For an unbiased estimator, the RMSD is the square root of the variance, known as the standard deviation.

The RMSD of predicted values for times t of a regression's dependent variable is computed for n different predictions as the square root of the mean of the squares of the deviations:

In some disciplines, the RMSD is used to compare differences between two things that may vary, neither of which is accepted as the "standard". For example, when measuring the average difference between two time series and , the formula becomes

Normalized root-mean-square deviation[edit]

Normalizing the RMSD facilitates the comparison between datasets or models with different scales. Though there is no consistent means of normalization in the literature, common choices are the mean or the range (defined as the maximum value minus the minimum value) of the measured data:[2]

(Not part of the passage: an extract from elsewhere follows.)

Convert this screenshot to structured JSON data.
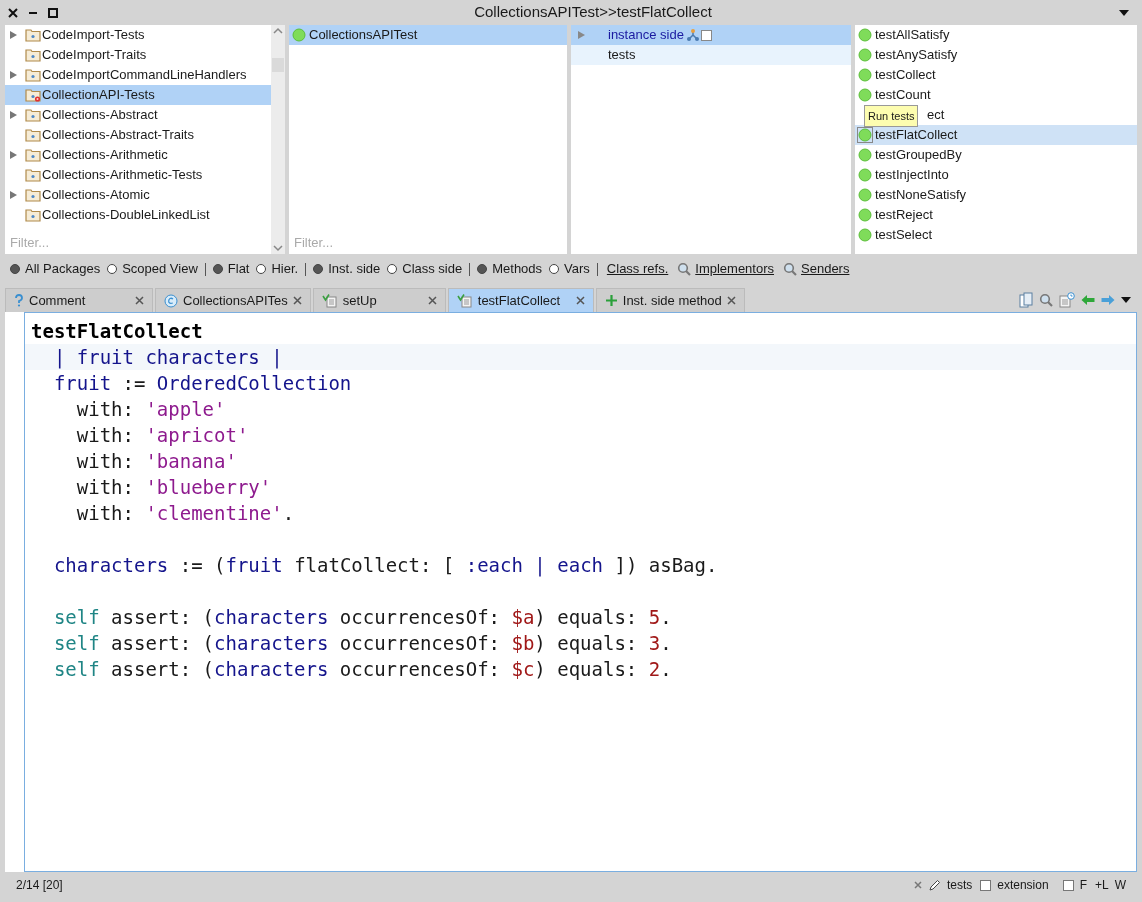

or .

This value is commonly referred to as the normalized root-mean-square deviation or error (NRMSD or NRMSE), and often expressed as a percentage, where lower values indicate less residual variance. In many cases, especially for smaller samples, the sample range is likely to be affected by the size of sample which would hamper comparisons.

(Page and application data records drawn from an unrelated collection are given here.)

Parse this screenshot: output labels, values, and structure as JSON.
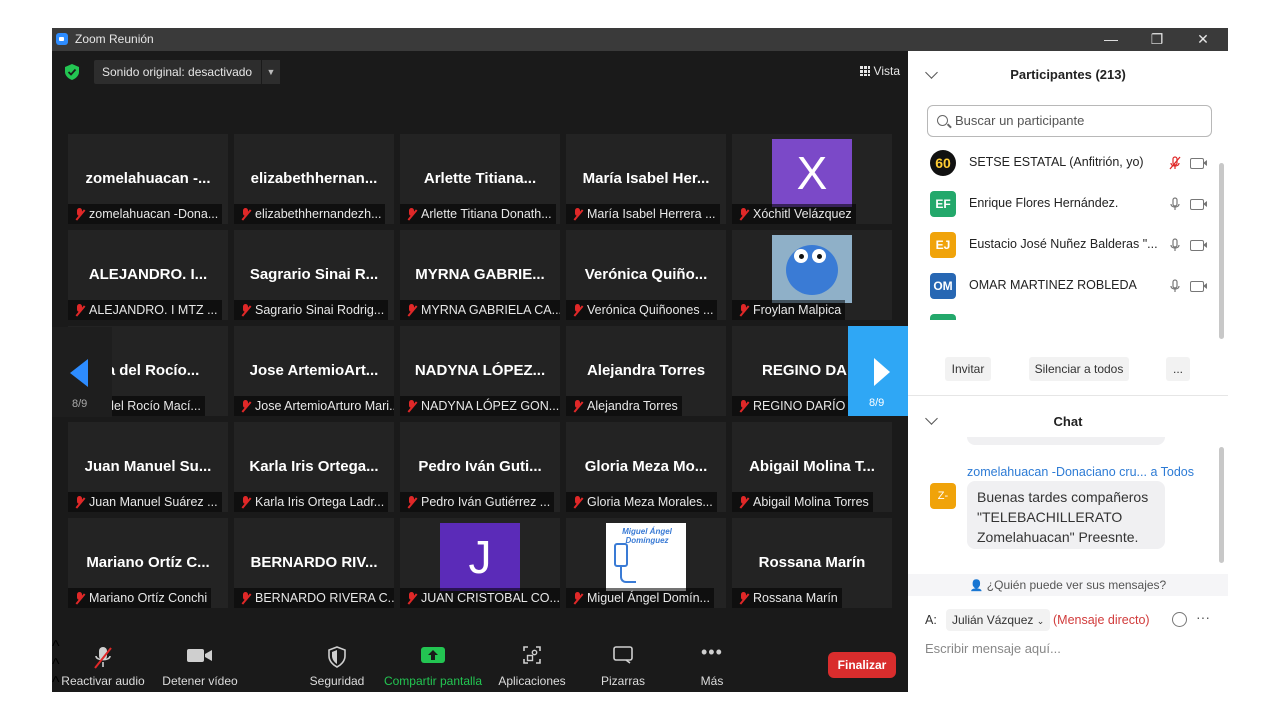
{
  "window": {
    "title": "Zoom Reunión",
    "controls": [
      "—",
      "❐",
      "✕"
    ]
  },
  "video": {
    "sound_label": "Sonido original: desactivado",
    "view_label": "Vista",
    "page_indicator_left": "8/9",
    "page_indicator_right": "8/9",
    "tiles": [
      {
        "big": "zomelahuacan -...",
        "name": "zomelahuacan -Dona..."
      },
      {
        "big": "elizabethhernan...",
        "name": "elizabethhernandezh..."
      },
      {
        "big": "Arlette Titiana...",
        "name": "Arlette Titiana Donath..."
      },
      {
        "big": "María Isabel Her...",
        "name": "María Isabel Herrera ..."
      },
      {
        "big": "X",
        "name": "Xóchitl Velázquez"
      },
      {
        "big": "ALEJANDRO. I...",
        "name": "ALEJANDRO. I MTZ ..."
      },
      {
        "big": "Sagrario Sinai R...",
        "name": "Sagrario Sinai Rodrig..."
      },
      {
        "big": "MYRNA GABRIE...",
        "name": "MYRNA GABRIELA CA..."
      },
      {
        "big": "Verónica Quiño...",
        "name": "Verónica Quiñoones ..."
      },
      {
        "big": "",
        "name": "Froylan Malpica"
      },
      {
        "big": "ría del Rocío...",
        "name": "ría del Rocío Mací..."
      },
      {
        "big": "Jose ArtemioArt...",
        "name": "Jose ArtemioArturo Mari..."
      },
      {
        "big": "NADYNA LÓPEZ...",
        "name": "NADYNA LÓPEZ GON..."
      },
      {
        "big": "Alejandra Torres",
        "name": "Alejandra Torres"
      },
      {
        "big": "REGINO DARÍ",
        "name": "REGINO DARÍO"
      },
      {
        "big": "Juan Manuel Su...",
        "name": "Juan Manuel Suárez ..."
      },
      {
        "big": "Karla Iris Ortega...",
        "name": "Karla Iris Ortega Ladr..."
      },
      {
        "big": "Pedro Iván Guti...",
        "name": "Pedro Iván Gutiérrez ..."
      },
      {
        "big": "Gloria Meza Mo...",
        "name": "Gloria Meza Morales..."
      },
      {
        "big": "Abigail Molina T...",
        "name": "Abigail Molina Torres"
      },
      {
        "big": "Mariano Ortíz C...",
        "name": "Mariano Ortíz Conchi"
      },
      {
        "big": "BERNARDO RIV...",
        "name": "BERNARDO RIVERA C..."
      },
      {
        "big": "J",
        "name": "JUAN CRISTOBAL CO..."
      },
      {
        "big": "",
        "name": "Miguel Ángel Domín..."
      },
      {
        "big": "Rossana Marín",
        "name": "Rossana Marín"
      }
    ],
    "miguel_logo_text": "Miguel Ángel Domínguez"
  },
  "toolbar": {
    "unmute": "Reactivar audio",
    "stop_video": "Detener vídeo",
    "security": "Seguridad",
    "share": "Compartir pantalla",
    "apps": "Aplicaciones",
    "whiteboards": "Pizarras",
    "more": "Más",
    "end": "Finalizar"
  },
  "participants": {
    "header": "Participantes (213)",
    "search_placeholder": "Buscar un participante",
    "list": [
      {
        "initials": "60",
        "name": "SETSE ESTATAL (Anfitrión, yo)",
        "color": "#1f1f1f"
      },
      {
        "initials": "EF",
        "name": "Enrique Flores Hernández.",
        "color": "#23a86b"
      },
      {
        "initials": "EJ",
        "name": "Eustacio José Nuñez Balderas \"...",
        "color": "#f0a30a"
      },
      {
        "initials": "OM",
        "name": "OMAR MARTINEZ ROBLEDA",
        "color": "#2767b3"
      }
    ],
    "invite": "Invitar",
    "mute_all": "Silenciar a todos",
    "more": "..."
  },
  "chat": {
    "header": "Chat",
    "from": "zomelahuacan -Donaciano cru...",
    "to": "a Todos",
    "avatar": "Z-",
    "message": "Buenas tardes compañeros \"TELEBACHILLERATO Zomelahuacan\" Preesnte.",
    "who_can_see": "¿Quién puede ver sus mensajes?",
    "to_label": "A:",
    "recipient": "Julián Vázquez",
    "direct": "(Mensaje directo)",
    "placeholder": "Escribir mensaje aquí..."
  },
  "colors": {
    "accent": "#2d8cff",
    "end": "#d92d2d",
    "share": "#23c552"
  }
}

When normalising by the mean value of the measurements, the term coefficient of variation of the RMSD, CV(RMSD) may be used to avoid ambiguity.[3] This is analogous to the coefficient of variation with the RMSD taking the place of the standard deviation.

Applications[edit]

See also[edit]

References[edit]

  1. ^ Hyndman, Rob J. Koehler, Anne B.; Koehler (2006). "Another look at measures of forecast accuracy". International Journal of Forecasting 22 (4): 679–688. doi:10.1016/j.ijforecast.2006.03.001. 
  2. ^ "Coastal Inlets Research Program (CIRP) Wiki - Statistics". Retrieved 4 February 2015. 
  3. ^ "FAQ: What is the coefficient of variation?". Retrieved 4 February 2015. 
  4. ^ J. Scott Armstrong & Fred Collopy (1992). "Error Measures For Generalizing About Forecasting Methods: Empirical Comparisons" (PDF). International Journal of Forecasting 8 (1): 69–80. doi:10.1016/0169-2070(92)90008-w. 
  5. ^ Anderson, M.P.; Woessner, W.W. (1992). Applied Groundwater Modeling: Simulation of Flow and Advective Transport (2nd ed.). Academic Press. 
  6. ^ Ensemble Neural Network Model
  7. ^ ANSI/BPI-2400-S-2012: Standard Practice for Standardized Qualification of Whole-House Energy Savings Predictions by Calibration to Energy Use History